### EXERCISE GOAL:
Go through the listing below and work out how many lines hold "Requests"; reply with the figure alone.
── SUPPLIED DATA ──
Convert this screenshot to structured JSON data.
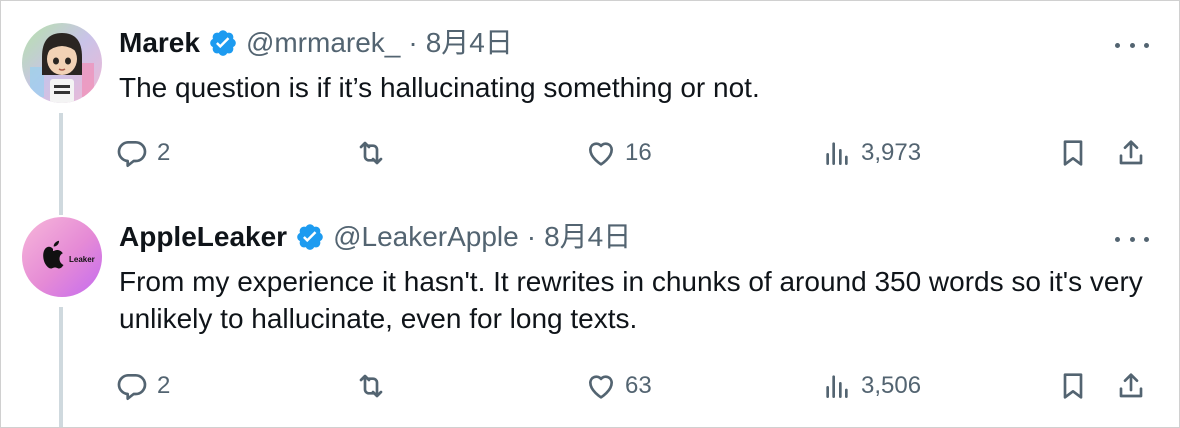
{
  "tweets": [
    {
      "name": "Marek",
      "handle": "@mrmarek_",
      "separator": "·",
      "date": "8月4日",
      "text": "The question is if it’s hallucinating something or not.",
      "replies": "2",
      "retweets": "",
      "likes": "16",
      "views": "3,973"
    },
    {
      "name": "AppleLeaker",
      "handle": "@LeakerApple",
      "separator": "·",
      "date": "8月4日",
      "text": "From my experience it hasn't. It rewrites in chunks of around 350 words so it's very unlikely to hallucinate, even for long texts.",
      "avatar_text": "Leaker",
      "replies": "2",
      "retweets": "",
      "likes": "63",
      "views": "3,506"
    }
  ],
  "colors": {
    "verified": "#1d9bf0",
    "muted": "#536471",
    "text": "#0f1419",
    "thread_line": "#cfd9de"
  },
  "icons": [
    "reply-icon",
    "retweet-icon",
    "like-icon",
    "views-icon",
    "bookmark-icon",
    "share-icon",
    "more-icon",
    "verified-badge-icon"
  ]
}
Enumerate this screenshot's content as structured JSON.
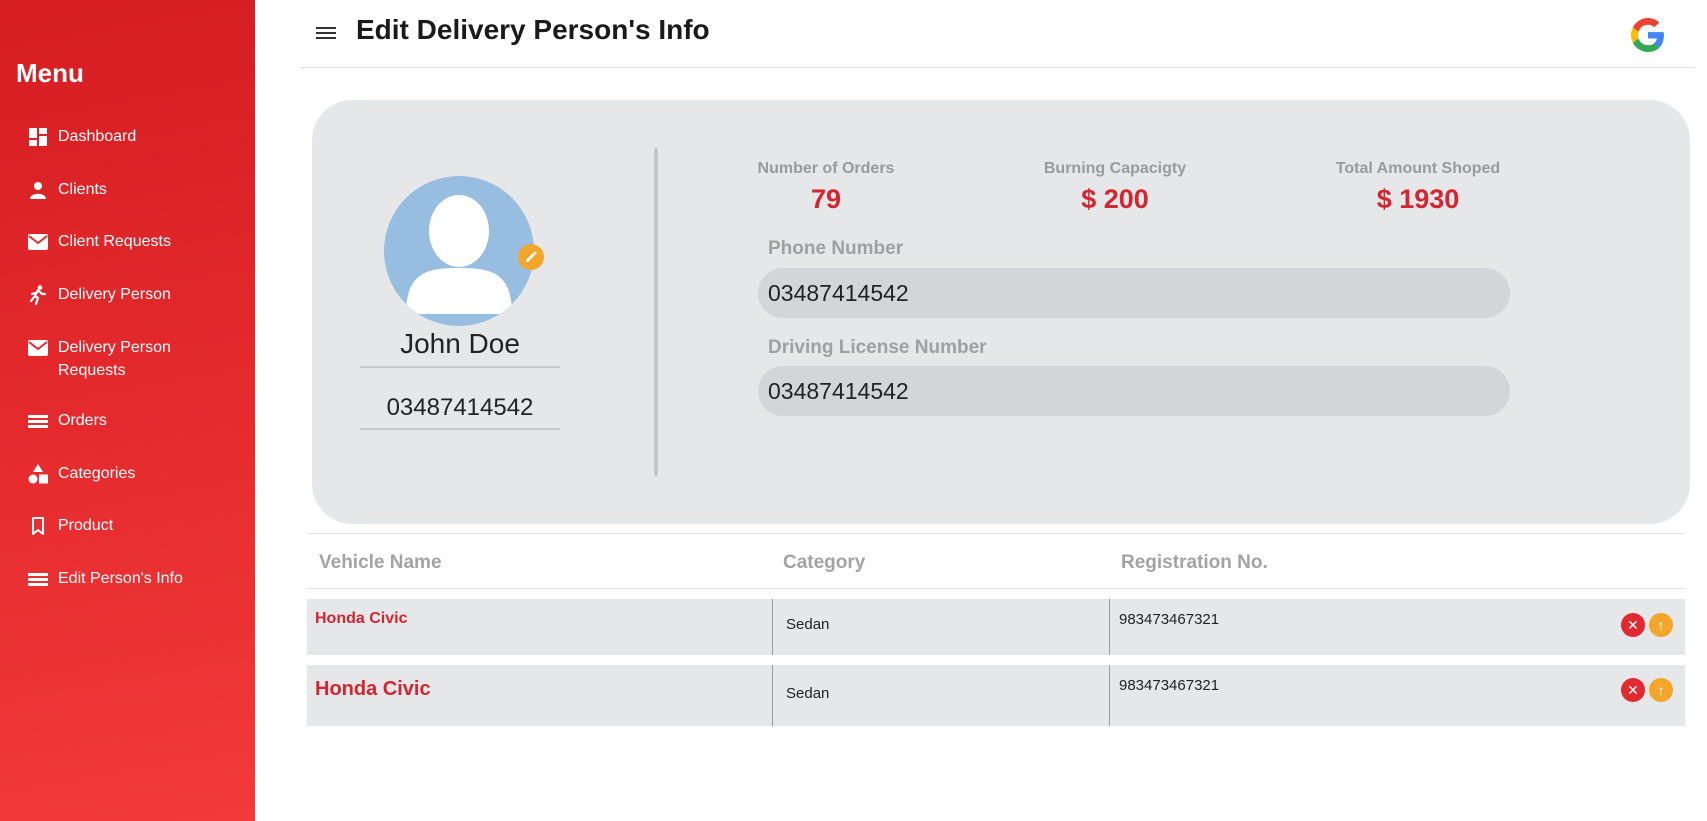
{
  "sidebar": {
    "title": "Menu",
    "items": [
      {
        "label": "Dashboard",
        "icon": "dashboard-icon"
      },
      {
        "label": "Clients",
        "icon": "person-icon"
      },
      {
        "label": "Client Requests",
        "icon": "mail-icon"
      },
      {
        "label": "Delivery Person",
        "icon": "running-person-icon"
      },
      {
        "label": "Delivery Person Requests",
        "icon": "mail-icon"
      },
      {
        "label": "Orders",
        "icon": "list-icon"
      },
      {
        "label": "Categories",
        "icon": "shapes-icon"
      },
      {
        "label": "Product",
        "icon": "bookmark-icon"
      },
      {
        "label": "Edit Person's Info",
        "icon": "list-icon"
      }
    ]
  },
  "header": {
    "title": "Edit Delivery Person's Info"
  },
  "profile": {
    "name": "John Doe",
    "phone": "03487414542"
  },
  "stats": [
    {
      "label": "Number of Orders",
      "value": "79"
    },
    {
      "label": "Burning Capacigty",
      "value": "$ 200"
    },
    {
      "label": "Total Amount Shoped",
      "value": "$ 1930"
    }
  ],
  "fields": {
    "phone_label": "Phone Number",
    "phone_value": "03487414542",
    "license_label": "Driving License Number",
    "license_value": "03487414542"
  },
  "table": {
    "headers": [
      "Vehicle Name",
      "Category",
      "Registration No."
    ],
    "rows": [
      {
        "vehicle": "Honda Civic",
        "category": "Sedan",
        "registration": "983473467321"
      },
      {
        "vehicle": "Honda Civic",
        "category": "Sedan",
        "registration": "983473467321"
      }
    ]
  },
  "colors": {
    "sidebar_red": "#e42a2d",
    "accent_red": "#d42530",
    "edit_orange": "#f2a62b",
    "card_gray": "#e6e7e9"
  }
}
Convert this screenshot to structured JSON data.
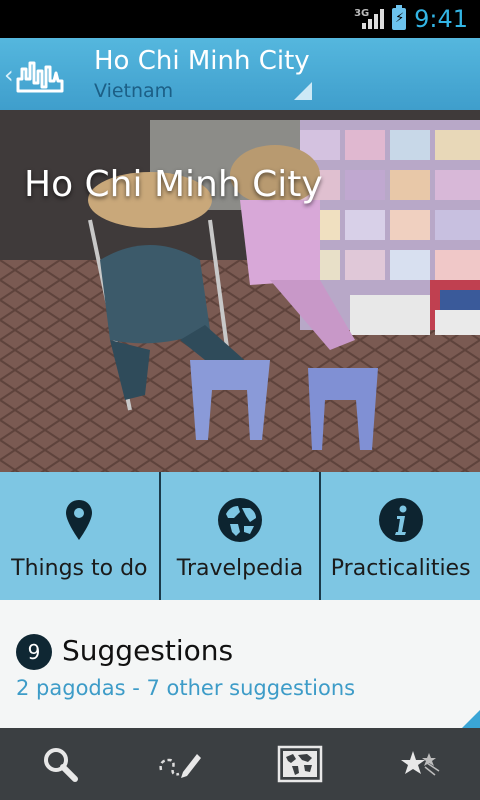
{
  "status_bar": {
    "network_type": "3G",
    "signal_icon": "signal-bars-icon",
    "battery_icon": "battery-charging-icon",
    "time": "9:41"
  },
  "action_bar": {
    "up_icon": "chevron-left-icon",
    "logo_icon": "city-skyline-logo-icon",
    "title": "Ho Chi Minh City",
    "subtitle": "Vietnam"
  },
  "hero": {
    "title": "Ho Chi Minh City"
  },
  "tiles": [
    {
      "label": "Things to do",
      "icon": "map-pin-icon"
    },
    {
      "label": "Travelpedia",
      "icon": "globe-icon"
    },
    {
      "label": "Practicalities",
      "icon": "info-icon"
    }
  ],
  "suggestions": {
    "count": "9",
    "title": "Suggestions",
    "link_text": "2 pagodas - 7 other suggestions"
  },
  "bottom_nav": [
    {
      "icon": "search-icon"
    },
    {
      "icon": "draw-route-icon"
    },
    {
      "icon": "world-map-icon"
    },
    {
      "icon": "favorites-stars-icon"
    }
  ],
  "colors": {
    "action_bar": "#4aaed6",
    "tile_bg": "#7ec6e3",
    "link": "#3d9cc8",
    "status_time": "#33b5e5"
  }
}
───
### RESULT:
2